## INSTRUCTIONS FOR THE TASK
Using the records below, report how many lines include "JSON", and give no more than the number.
++++ DATASET ++++
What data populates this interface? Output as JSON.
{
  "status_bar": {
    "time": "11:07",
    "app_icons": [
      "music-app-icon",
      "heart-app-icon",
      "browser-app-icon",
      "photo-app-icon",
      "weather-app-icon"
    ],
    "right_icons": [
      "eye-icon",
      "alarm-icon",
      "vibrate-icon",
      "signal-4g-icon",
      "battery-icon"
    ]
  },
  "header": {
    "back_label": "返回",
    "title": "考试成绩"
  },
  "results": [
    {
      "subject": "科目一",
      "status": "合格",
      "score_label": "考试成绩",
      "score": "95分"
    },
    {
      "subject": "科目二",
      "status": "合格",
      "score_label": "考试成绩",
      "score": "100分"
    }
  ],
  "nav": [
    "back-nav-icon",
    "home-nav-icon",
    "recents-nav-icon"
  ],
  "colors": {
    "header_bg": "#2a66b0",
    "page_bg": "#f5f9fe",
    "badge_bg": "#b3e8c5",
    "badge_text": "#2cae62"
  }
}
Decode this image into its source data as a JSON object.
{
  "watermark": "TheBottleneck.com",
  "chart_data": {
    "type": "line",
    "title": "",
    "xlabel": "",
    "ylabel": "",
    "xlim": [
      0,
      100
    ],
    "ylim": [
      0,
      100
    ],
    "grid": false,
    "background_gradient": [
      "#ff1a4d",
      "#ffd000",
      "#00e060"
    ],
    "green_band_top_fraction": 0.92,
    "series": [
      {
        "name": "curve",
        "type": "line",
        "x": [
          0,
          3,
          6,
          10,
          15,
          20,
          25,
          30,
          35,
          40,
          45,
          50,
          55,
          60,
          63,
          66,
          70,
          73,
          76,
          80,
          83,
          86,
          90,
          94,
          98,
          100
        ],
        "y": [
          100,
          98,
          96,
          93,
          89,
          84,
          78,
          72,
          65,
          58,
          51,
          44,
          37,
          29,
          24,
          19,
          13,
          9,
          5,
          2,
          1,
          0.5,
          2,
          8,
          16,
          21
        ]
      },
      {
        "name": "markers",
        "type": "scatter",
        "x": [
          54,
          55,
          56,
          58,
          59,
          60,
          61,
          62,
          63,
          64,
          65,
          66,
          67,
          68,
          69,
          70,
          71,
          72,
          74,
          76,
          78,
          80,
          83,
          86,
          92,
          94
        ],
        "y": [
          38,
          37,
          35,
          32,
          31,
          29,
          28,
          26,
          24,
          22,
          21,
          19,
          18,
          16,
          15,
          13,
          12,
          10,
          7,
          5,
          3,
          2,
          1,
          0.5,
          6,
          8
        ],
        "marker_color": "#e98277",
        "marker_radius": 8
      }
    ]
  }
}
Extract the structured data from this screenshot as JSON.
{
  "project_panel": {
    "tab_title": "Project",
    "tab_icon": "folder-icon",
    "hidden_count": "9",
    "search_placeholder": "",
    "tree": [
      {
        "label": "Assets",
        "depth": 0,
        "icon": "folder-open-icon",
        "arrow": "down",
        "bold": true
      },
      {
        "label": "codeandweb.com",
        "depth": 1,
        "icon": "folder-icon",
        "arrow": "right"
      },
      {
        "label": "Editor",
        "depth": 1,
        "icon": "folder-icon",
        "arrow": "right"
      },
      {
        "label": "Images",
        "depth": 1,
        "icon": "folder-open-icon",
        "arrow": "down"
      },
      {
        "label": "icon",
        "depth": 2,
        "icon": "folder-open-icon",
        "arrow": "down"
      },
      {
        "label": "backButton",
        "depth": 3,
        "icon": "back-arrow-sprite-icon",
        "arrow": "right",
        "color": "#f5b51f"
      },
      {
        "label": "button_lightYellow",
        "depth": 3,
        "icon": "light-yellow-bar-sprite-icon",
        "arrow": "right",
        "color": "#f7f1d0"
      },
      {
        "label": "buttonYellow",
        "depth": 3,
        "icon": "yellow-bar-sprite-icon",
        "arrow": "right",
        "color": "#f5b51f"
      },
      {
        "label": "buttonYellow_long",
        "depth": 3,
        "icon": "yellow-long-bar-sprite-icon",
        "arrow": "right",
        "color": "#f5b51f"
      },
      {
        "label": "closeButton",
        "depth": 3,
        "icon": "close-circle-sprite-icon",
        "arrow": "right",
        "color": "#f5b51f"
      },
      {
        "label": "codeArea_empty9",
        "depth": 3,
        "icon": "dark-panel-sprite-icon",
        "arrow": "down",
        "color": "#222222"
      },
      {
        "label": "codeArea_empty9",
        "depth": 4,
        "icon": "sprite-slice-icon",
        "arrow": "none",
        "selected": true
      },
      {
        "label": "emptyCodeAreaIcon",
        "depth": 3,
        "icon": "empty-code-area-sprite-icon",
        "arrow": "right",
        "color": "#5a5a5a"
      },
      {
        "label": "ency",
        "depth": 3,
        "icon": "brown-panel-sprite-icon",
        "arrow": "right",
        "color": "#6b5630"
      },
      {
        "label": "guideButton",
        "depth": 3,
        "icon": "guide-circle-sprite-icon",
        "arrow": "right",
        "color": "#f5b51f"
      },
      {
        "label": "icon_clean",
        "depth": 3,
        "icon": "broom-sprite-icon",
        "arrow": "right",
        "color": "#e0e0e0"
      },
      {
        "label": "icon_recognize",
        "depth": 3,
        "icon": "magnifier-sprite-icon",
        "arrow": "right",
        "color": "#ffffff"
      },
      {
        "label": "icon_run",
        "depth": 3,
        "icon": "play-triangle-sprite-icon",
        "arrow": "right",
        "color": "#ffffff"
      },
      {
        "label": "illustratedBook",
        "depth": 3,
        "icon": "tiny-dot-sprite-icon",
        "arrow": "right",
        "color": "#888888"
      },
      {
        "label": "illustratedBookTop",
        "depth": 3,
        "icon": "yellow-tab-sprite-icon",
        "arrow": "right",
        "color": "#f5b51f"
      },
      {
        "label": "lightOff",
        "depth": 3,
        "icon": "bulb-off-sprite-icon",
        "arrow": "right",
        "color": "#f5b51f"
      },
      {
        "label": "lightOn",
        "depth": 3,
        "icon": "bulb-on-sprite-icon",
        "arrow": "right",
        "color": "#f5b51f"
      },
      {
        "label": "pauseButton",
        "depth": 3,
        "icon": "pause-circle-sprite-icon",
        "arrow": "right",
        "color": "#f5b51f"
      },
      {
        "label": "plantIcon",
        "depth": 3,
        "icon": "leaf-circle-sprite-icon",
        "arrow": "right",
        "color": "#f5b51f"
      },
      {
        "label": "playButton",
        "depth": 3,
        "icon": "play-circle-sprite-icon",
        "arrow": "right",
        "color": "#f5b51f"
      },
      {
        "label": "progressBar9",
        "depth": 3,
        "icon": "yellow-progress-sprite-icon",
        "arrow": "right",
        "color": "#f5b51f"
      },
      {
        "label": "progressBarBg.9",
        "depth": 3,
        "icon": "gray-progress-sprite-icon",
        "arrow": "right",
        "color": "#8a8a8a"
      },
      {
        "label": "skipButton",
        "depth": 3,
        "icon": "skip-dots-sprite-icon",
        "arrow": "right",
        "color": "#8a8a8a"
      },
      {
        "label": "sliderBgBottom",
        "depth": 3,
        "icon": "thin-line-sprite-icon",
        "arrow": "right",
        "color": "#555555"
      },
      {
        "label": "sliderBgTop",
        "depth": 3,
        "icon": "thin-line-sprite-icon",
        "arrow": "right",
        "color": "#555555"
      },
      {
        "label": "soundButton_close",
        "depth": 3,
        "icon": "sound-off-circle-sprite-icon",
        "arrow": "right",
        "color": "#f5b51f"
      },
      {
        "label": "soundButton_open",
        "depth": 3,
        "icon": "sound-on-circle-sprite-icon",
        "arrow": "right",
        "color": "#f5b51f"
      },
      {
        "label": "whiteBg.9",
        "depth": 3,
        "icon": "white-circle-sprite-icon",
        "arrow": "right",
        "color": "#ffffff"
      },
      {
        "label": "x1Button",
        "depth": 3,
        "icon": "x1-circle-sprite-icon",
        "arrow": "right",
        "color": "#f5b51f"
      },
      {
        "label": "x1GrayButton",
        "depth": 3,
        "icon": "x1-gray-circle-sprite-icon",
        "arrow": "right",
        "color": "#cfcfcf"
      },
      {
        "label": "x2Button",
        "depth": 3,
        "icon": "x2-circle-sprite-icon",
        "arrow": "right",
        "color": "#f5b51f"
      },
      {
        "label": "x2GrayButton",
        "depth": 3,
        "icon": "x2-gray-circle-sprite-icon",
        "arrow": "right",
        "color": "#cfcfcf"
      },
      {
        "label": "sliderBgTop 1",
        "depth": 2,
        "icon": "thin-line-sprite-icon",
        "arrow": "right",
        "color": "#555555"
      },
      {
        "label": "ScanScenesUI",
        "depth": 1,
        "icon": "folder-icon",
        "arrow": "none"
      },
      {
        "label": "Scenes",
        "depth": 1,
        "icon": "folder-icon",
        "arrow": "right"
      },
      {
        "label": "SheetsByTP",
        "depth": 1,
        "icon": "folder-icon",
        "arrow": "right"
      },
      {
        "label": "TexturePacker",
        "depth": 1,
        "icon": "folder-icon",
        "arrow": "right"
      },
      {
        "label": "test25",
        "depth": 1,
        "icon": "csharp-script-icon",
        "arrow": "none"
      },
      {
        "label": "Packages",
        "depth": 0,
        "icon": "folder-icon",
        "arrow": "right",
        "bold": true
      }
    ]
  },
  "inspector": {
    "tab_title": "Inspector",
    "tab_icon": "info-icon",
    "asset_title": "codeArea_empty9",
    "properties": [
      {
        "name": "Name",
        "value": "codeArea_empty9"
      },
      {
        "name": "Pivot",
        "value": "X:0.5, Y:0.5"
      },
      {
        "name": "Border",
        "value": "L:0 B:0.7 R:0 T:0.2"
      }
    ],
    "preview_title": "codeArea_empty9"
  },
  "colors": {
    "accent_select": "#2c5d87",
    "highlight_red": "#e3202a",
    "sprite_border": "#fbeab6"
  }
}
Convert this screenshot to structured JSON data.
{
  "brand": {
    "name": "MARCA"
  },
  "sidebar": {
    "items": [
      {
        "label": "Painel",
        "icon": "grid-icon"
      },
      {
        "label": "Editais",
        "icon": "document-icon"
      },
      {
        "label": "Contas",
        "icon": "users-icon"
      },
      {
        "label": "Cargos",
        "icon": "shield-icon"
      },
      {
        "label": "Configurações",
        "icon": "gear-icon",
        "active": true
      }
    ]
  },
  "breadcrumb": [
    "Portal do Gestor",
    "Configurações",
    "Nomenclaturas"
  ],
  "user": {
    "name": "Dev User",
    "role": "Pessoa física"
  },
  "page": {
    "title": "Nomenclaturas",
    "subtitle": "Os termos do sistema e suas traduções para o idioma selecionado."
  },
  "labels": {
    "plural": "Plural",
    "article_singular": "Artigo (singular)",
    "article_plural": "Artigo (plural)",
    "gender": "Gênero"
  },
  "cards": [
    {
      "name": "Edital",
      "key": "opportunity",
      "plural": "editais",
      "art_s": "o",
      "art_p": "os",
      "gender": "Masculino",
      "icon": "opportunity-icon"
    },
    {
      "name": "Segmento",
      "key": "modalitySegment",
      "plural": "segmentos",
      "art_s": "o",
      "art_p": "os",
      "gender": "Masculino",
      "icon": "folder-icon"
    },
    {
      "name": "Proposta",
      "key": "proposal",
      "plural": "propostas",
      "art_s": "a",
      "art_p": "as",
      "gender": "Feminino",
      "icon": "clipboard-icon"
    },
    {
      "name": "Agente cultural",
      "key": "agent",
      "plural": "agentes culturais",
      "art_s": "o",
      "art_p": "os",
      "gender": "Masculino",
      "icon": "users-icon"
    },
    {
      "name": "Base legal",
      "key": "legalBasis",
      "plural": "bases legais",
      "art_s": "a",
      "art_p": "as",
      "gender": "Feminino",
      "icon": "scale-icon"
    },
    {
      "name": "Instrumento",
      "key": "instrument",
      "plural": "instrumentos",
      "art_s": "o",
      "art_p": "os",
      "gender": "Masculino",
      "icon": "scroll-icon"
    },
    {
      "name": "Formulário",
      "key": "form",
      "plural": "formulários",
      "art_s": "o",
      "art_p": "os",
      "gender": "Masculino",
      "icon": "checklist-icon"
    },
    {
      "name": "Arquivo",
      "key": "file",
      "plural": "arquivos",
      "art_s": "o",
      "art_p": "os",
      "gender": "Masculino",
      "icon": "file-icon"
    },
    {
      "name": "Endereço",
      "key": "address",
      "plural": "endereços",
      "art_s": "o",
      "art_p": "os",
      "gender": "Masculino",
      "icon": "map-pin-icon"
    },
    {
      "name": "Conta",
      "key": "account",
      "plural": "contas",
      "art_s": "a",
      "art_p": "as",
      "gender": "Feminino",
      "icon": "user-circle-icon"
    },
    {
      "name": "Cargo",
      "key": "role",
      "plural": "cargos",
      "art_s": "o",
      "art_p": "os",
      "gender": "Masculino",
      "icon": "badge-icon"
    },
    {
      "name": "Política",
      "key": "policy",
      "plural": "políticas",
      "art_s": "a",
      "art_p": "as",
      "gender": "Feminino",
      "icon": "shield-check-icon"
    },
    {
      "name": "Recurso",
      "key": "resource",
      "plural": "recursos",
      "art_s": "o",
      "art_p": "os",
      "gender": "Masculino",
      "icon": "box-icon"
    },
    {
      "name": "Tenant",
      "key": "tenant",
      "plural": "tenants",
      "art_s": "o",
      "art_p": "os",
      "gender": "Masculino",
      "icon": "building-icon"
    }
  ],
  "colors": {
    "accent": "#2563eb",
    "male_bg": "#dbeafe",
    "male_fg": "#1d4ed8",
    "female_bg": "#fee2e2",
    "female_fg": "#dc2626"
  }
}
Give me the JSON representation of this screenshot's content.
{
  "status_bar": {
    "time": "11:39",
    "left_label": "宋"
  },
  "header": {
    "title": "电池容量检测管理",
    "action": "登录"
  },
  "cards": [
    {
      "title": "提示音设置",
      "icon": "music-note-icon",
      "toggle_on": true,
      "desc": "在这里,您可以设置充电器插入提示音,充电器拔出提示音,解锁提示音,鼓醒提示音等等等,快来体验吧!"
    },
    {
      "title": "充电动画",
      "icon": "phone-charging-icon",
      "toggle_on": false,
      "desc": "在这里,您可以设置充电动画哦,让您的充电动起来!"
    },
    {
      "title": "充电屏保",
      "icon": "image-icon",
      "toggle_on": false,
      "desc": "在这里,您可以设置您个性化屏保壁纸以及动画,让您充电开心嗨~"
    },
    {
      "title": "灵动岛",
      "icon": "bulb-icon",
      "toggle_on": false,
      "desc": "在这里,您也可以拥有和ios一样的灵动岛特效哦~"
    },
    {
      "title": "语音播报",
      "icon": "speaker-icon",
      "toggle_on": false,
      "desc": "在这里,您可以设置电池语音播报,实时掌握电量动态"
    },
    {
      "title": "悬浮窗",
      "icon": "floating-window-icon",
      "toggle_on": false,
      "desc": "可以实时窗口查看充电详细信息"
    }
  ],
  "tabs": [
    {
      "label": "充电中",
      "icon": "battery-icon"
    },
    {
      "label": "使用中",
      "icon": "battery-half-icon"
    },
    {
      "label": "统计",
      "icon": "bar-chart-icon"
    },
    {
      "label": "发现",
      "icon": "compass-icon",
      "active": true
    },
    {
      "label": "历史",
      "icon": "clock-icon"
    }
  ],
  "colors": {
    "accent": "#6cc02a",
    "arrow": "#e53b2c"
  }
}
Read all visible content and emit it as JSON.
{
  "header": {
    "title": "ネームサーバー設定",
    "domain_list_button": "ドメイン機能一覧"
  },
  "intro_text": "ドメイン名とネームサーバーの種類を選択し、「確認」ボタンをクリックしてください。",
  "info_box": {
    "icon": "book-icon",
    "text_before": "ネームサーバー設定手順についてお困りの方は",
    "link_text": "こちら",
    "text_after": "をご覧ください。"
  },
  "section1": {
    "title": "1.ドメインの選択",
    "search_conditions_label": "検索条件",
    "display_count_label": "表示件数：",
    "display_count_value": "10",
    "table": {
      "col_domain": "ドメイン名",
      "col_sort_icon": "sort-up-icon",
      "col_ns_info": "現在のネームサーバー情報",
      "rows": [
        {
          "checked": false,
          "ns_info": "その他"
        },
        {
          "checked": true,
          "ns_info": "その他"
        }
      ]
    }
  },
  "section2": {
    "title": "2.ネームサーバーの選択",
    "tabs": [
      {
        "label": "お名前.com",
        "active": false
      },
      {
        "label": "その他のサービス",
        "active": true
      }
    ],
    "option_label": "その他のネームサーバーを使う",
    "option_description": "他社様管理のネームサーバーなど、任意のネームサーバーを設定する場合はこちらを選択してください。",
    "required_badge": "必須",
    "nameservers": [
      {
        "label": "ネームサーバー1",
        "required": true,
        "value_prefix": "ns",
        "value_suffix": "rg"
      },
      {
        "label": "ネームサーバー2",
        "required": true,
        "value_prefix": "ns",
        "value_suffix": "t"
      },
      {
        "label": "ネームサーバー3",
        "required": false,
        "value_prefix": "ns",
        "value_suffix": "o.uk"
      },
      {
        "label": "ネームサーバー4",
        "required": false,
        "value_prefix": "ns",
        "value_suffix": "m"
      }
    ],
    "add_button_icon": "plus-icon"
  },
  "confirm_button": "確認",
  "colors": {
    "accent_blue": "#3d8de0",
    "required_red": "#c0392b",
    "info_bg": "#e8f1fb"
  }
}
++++
## RESPONSE BOX
6